On September 7, 1892 at the Olympic Club in New Orleans, Louisiana, James J. Corbett won the World Heavyweight Boxing Championship by knocking out John L. Sullivan in the 21st round. Corbett's new scientific boxing technique enabled him to dodge Sullivan's rushing attacks, and wear him down with jabs. This was the first gloved contest for the heavyweight championship. Sullivan and Corbett boxed an exhibition in San Francisco on June 26, 1891. Sullivan said he would fight any and all challengers—except blacks—for a purse of $25,000 and a side bet of $10,000, winner take all. Corbett and his manager, William A. Brady, quickly raised the $10,000 for the side bet and requested a shot at the crown. Sullivan was a 4 to 1 favorite. Tickets were scaled from $5 to $15. There was a crowd of 10,000 at the Olympic Club in New Orleans. From the International Boxing Hall of Fame: The match was hardly competitive. Corbett boxed beautifully, dancing around the ring, sidestepping Sullivan's irate rushes and peppering him with counters. In the 21st round, with Sullivan tiring badly, Corbett unleashed a series of punches that staggered the champion. Sullivan, bleeding and battered, retreated to a corner and grabbed hold of the top rope. Too tired to hold his hands up, a right hand dropped Sullivan to his knees. Sullivan managed to rise, but a crushing left-right combination pitched Sullivan forward on his face and chest. Finally he was counted out. This was Sullivan's only defeat and his last fight. Offered here is an original, Philadelphia Enquirer newspaper dated September 8, 1892 which announces "CORBETT THE WINNER."

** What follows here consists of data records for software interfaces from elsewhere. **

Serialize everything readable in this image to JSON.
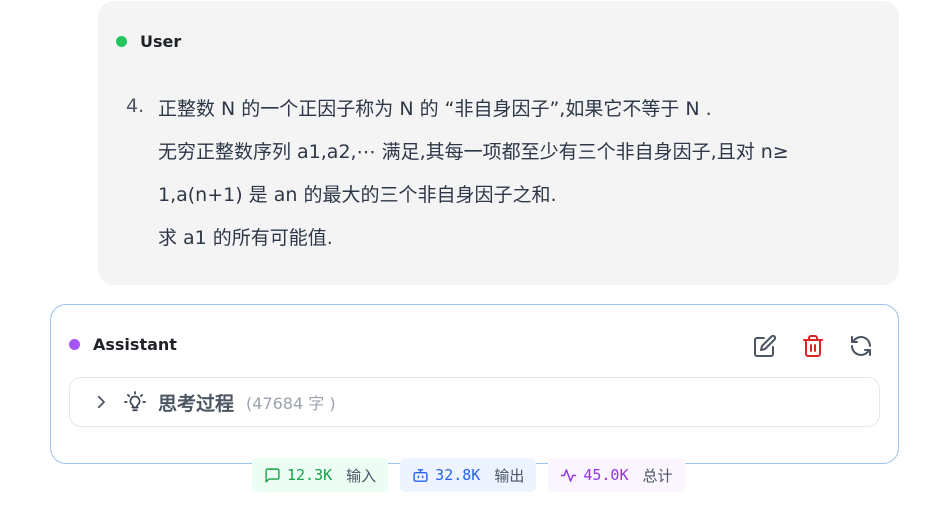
{
  "user": {
    "role": "User",
    "dot_color": "#22c55e",
    "item_number": "4.",
    "lines": [
      "正整数 N 的一个正因子称为 N 的 “非自身因子”,如果它不等于 N .",
      "无穷正整数序列 a1,a2,⋯ 满足,其每一项都至少有三个非自身因子,且对 n≥",
      "1,a(n+1) 是 an 的最大的三个非自身因子之和.",
      "求 a1 的所有可能值."
    ]
  },
  "assistant": {
    "role": "Assistant",
    "dot_color": "#a855f7",
    "actions": [
      "edit-icon",
      "delete-icon",
      "refresh-icon"
    ],
    "thinking": {
      "title": "思考过程",
      "count": "(47684 字 )"
    }
  },
  "stats": {
    "input": {
      "value": "12.3K",
      "label": "输入",
      "color": "#16a34a"
    },
    "output": {
      "value": "32.8K",
      "label": "输出",
      "color": "#2563eb"
    },
    "total": {
      "value": "45.0K",
      "label": "总计",
      "color": "#9333ea"
    }
  }
}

This is the original newspaper, Philadelphia Enquirer, dated September 8, 1892. Both Sullivan and Corbett are pictured along with a reenactment of the fight. Complete front page coverage. Toning from age, but completely readable. One fold at center. Minor edge wear. Minor soiling. Matted for protection. Extremely rare original coverage of this historic event. 18" x 23."

Size: 18 x 23

Condition: very good